When people ask this, it’s usually because they’re mistaking bumblebees for carpenter bees. Bumblebees and carpenter bees look alike because they’re both large bees that can have similar coloring.

But carpenter bees and bumblebees are different bee species. Also, they have different nesting habits.

For example, carpenter bees do bite into wood to build their nests. This is why you might see small, neat holes in the wood around your home.

If you’re seeing bees near wood and aren’t sure if they’re carpenter bees or bumblebees, look closely at their behavior. If the bee is chewing into the wood, it’s a carpenter bee – not a bumblebee.

(If you want to deter carpenter bees naturally, read our guide: How to Deter Carpenter Bees Without Harming Them)

Bumblebees nest underground in empty holes left behind by rodents and other animals.

—> Go back to the FAQs on “Do Bumble Bees Bite?”


More to Explore:


What does a bumblebee bite look like?

Bumblebees don’t bite humans, so we don’t have descriptions of what that would look like. That said, bumblebees bite plant leaves and flowers. These bites leave behind small ‘half-moon’ shapes on plant leaves.

Why do they do this?

Because chewing into plant leaves encourages the plants to bloom weeks earlier than they would otherwise. Bumblebees need pollen and nectar to survive. So if blooming flowers are scarce, they use this handy chewing behavior to help.

And as a result?

The bumblebees are fed. And surprisingly enough, other bees haven’t been observed chewing in this manner. For instance, honeybees were discovered to just pass over plants that didn’t produce blossoms.

Now here’s the thing:

Some people claim that this chewing causes damage to plants.

But this isn’t necessarily true.

In fact, scientists are more curious than they are concerned. Why do these half-moon cuttings produce flowers early? Is it a reaction to the fatty acids in bumblebee saliva? Is it a chemical signal that no one knows about?

We don’t have all the answers yet.

But Lars Chittka, a professor of Sensory and Behavioural Ecology at Queen Mary University, says this:

“Scientists might realize a horticulturist’s dream by deciphering the molecular pathways through which flowering can be accelerated by a full month.”(2)

—> Go back to the FAQs on “Do Bumble Bees Bite?”


More to Explore:


Do bumble bees bite if they’re aggressive?

No, don’t worry. Bumblebees don’t bite humans and they aren’t aggressive.

We get this question often asked, along with other questions like:

Do bumble bees bite or sting? Can a bumblebee bite you? Do bumble bees sting or bite? Do bumblebees bite humans? Do male bumblebees bite? Do black bumblebees bite?

Rest assured:

Bumblebees won’t bite you. They only use their teeth for daily activities such as gathering food or nesting.
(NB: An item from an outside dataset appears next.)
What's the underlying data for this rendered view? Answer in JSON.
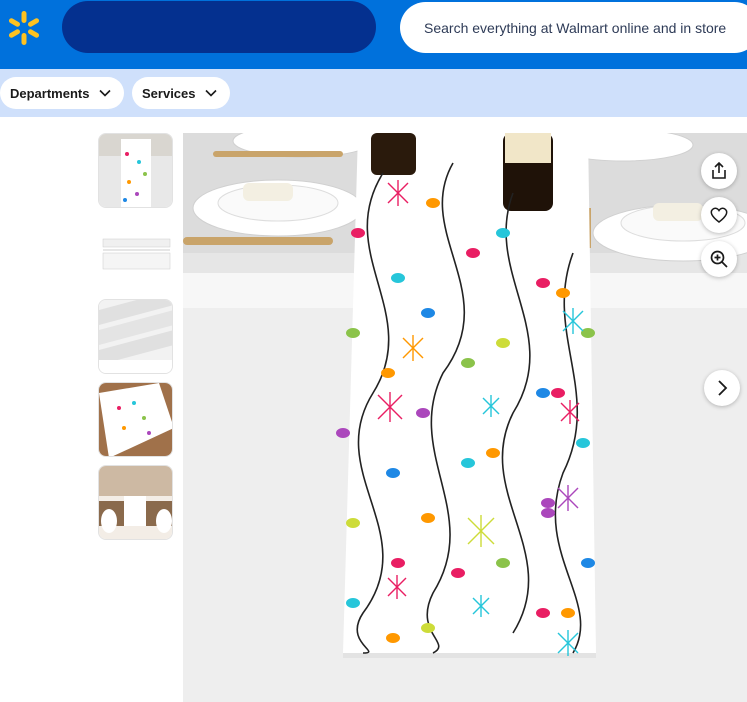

—> Go back to the FAQs on “Do Bumble Bees Bite?”


More to Explore:


Do bumble bees bite insects?

Generally speaking, no. A bumblebee’s main defense mechanism is its stinger. Unlike honeybees, bumblebees can sting multiple times without dying. This is because they don’t have barbed stingers that ‘hook’ into insects, animals, or people.

So when bumblebees sting, they can safely pull out their stinger without harming themselves.

And as for bumblebees biting insects to eat them, this doesn’t happen either. A bumblebee’s primary diet consists of pollen, nectar, and honey. They don’t eat meat or insects like wasps do.

—> Go back to the FAQs on “Do Bumble Bees Bite?”

Read this next

Bee Guides

Bee Guides

Bee Guides

Bee Guides

Bee Guides

Bee Guides

Bee Guides

Types of Bees

Bee Anatomy


We take an evidence and science based approach to our content. This means we source from peer-reviewed studies, randomized controlled trials, and medical reports. Our team carefully researches the information you find in this article.

More specifically, we look for sources that:

  • are supported by data, not just based on theory
  • have been repeatedly tested and proven effective
  • can be reproduced in other settings
  • come from reliable and trusted sources

You’ll find these evidence-based sources highlighted by parentheses.(1, 2, 3)

Our content is also written from the knowledge of experts, including beekeepers and bee experts. This allows us to educate you on bees so you can help them flourish in your community. In doing so, we strive to be honest, transparent, and unbiased in every piece of content we produce.